There is no widely-accepted medical research that has been validated that proves that testosterone replacement causes strokes and heart attacks. In fact, the opposite is true. Data from studies looking at testosterone and heart attack and stroke that reveals that low testosterone—not high testosterone—is the more probable cause. No matter what the facts are, one inaccurate study is all it takes to set the legal-eagles spinning into a frenzy. The result is hundreds of hours of commercials about the risks of testosterone replacement.

My friend, Brett Newcomb and I regularly monitor the research on these topics and others so that we can address our patients’ and viewers’ concerns. This week, we are discussing an article from a recent edition of the Journal of Endocrinology entitled “Beneficial and Adverse Effects of Testosterone on the Cardiovascular System of Men.”

Before we get directly into the substance of the article, we review a little about the importance of the topic and discuss some of the other research that we have covered on this topic in previous podcasts. In particular, we reflect on the research of Dr Abraham Morganthaler of Harvard University.

As we discuss this article, Brett highlights his concerns about the specific medical terminology that is used in this field. We talk about how to translate those medical terms into common English so that most people can understand the claim that is being made or the point that is being addressed.
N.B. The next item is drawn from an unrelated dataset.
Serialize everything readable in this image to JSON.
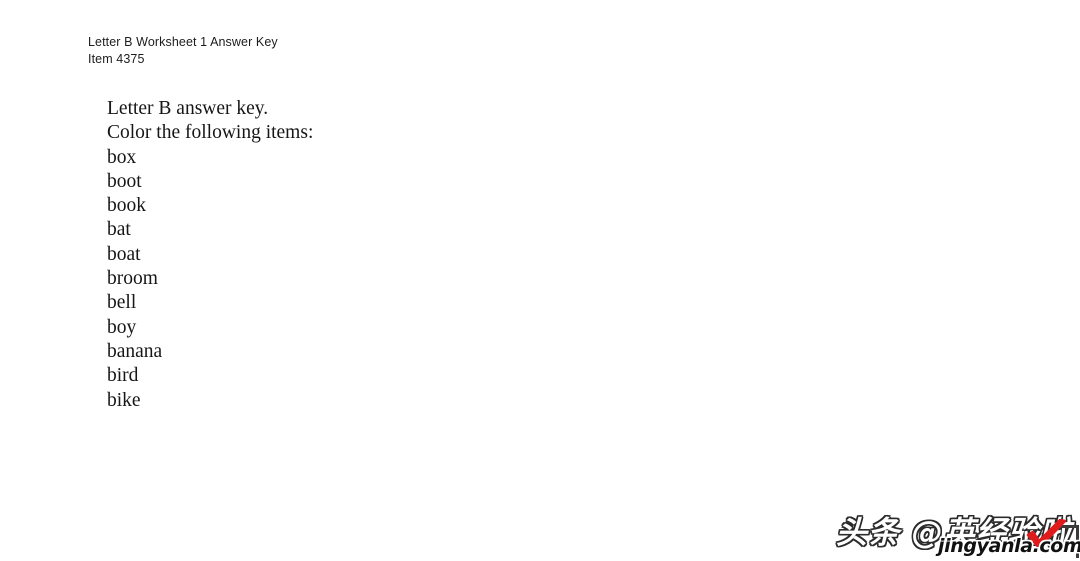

The main point of the article is that there is plenty of evidence that has been gathered over years of research (1970-2014) supporting the fact that low amounts of testosterone are connected to cardiovascular events in men.

The article covers the research on this topic and identifies many of the reasons for this. It suggests that perhaps the low amount of testosterone is causative: highlighting the physiologic steps in the path between low testosterone to plaque development and then heart attack and stroke. We tend to agree and I point out the ways in which testosterone can prevent the deterioration that leads to cardiovascular disease and even death.

Additionally, we discuss the questions that exist due to the lack of consensus on what a “normal” or healthy level of testosterone is for men. Testosterone is replaced, according to the article, at what doctors believe are “normal “ levels. In my work, I have found that the definition of normal is not agreed upon in medicine.  Normal can mean “average” for the group tested, or average for your age, but the normal we should be talking about in testosterone is the “optimal” level of testosterone that brings men back to health.  For men to be truly healthy, they need a restoration of the optimal, healthy levels they had between age 20-40.  When doctors try to achieve the average for age, then they are under dosing.  We should also be looking at the level of Free Testosterone and not just total T. Free Testosterone levels drop off with age and it takes a higher total to achieve the young, healthy level of T in aging men. One cause of the decrease of Free T is the tendency of testosterone to convert into more estrogen as they age, and estrogen can cause heart disease.  Increasing T and lowering estradiol and estrone can protect against that.  That is exactly what I do with my male patients.

Please listen to our podcast if you or anyone you care about has been diagnosed as at-risk for cardio events such as a stroke or heart attack. There is something that can be done to prevent the problem and to improve the health and survivability of  men.